The term “Homeland Security” encompasses a wide range of issues, including port security, supply chain safety, and airline safety.  Protecting our national and state assets from acts of international and domestic terrorism is a top priority of Citizens for Florida’s Future.  When terrorists strike, survivors are forced to live with the consequences, including loss of life, increased fear and anxiety, and decreased business activity such as travel and tourism.  CFF is dedicated to preventing such attacks by educating policy makers on terrorist strategies and promoting a strong defense of Florida’s human and economic capital.


Wake-up Call

In 1919, the New York Times published1 a headline which read, simply: “Bolshevism is Dead.”  In spite of their premature obituary, Lenin and his Bolsheviks assassinated Tsar Nicholas II and assumed control of the state.  The Soviet Communist regime went on to challenge the primacy of the U.S. as one of the world’s two great superpowers.  The ensuing Cold War resulted in immeasurable human tragedy and massive financial costs that are universally recognized.  Clearly, to borrow from Mark Twain, the rumors of Bolshevism’s death were greatly exaggerated.

Less than 100 years later, President Bush reminded the world of the grave error embodied in the Times’ headline.  Comparing Osama bin Laden to Vladimir Lenin, he told a gathering of the Military Officers’ Association in 2006 that the world had paid a “terrible price” because it did not “heed Lenin's words.”  Former National Security Advisor Zbigniew Brzezinski said of Bush’s comparison: “That is quite a compliment to bin Laden…The ‘Islamic’ jihad is, at best, a fragmented and limited movement that hardly resonates in most of the world.” Later, after a similar Bush speech in 2007, then-senator Hillary Clinton (D-NY) stated the President’s analogies were not going to “make America safer.”

In the wake of the failed Christmas-Day bombing of Northwest Airlines Flight 253, we discover, yet again, the folly of the Brzezinski- Clinton doctrine.  Its followers rely on the false belief that our Jihadist enemy is disjointed and disorganized.  This idea is dangerous enough when espoused by minority party back-benchers.  However, when leaders of the party controlling the executive branch adopt it as their mantra, they commit an act of negligence that is akin, both morally and strategically, to writing-off Lenin and his Bolsheviks in the early twentieth century.  Further evidence of this fact may be culled from the headlines of 2009.

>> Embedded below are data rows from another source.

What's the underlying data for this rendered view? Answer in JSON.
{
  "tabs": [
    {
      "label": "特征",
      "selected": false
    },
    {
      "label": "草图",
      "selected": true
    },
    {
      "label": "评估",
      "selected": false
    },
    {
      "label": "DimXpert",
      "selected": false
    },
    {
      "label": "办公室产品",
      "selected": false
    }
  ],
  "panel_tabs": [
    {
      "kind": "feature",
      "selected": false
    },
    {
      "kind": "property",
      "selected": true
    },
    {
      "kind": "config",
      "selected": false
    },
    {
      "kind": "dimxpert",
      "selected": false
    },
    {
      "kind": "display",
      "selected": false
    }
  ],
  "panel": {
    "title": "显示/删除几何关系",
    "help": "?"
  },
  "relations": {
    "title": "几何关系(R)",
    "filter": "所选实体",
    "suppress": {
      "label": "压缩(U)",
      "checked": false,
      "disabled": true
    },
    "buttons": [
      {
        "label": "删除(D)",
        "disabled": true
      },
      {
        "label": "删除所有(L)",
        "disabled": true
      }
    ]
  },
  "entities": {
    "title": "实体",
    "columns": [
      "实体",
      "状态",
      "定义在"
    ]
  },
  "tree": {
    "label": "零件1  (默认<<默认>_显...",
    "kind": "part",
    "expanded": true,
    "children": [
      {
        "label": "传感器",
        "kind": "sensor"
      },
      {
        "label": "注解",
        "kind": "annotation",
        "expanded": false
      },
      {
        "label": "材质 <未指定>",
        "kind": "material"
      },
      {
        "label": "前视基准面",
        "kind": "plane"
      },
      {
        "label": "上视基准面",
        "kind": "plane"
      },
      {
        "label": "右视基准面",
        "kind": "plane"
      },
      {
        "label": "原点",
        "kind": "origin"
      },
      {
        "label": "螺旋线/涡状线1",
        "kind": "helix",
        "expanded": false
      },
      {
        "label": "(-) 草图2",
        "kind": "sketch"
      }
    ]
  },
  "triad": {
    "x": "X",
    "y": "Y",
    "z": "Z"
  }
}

The first day of June, 2009 saw the killing of one soldier and wounding of another at a U.S. military recruiting center by an American believed to have been radicalized in Yemen.   In July, we had the Jemaah Islamiyah bombings of the JW Marriott and Ritz-Carlton hotels in Jarkarta and the indictments of Abdifatah Yusuf Isse and Salah Osman Ahmed, who were part of an estimated twenty Somali Americans returning to their native land to join Jihadist groups.   September brought the arrests of U.S. citizens Najibullah Zazi and Bryant Neal Vinas in a bomb plot that authorities considered the most significant threat to Americans since the September 11 attacks.  Two months later, in November, the nation watched in horror as the press reported on the Fort Hood executions of 13 people by Army Major Nidal Malik Hasan.  As the holiday season began in December, it was reported that five American Muslims in Pakistan were training for Jihad and meeting with Jamat-ud-Dawa, a banned militant group, and JeM, which has links to al-Qaeda and the 2002 murder of Wall Street Journal reporter Daniel Pearl.  Then, as the holiday season drew to a close, 2009 ended with the near-murder of 289 people on Christmas Day. 

It’s time for Congress and the President to get serious about defending Americans at home and abroad.  In order to prevent future, more successful attacks, our leaders must recognize the fact that the U.S. is now engaged in a global guerilla war.  Such a realization would have several immediate policy implications: discarding the politically correct coddling of jihadist ideology wherever it is promoted, including mosques and the workplace; treating future terrorist attacks as acts of war; utilizing military tribunals rather than the civilian court system to prosecute combatants; developing a new information sharing model; and stopping the unionization of the TSA, as some members of Congress are currently proposing.  Many additional steps will be required but these initial actions will demonstrate to Americans that their leaders listened to the Christmas Day wake-up call they received from Al Qaeda.

Eric Criss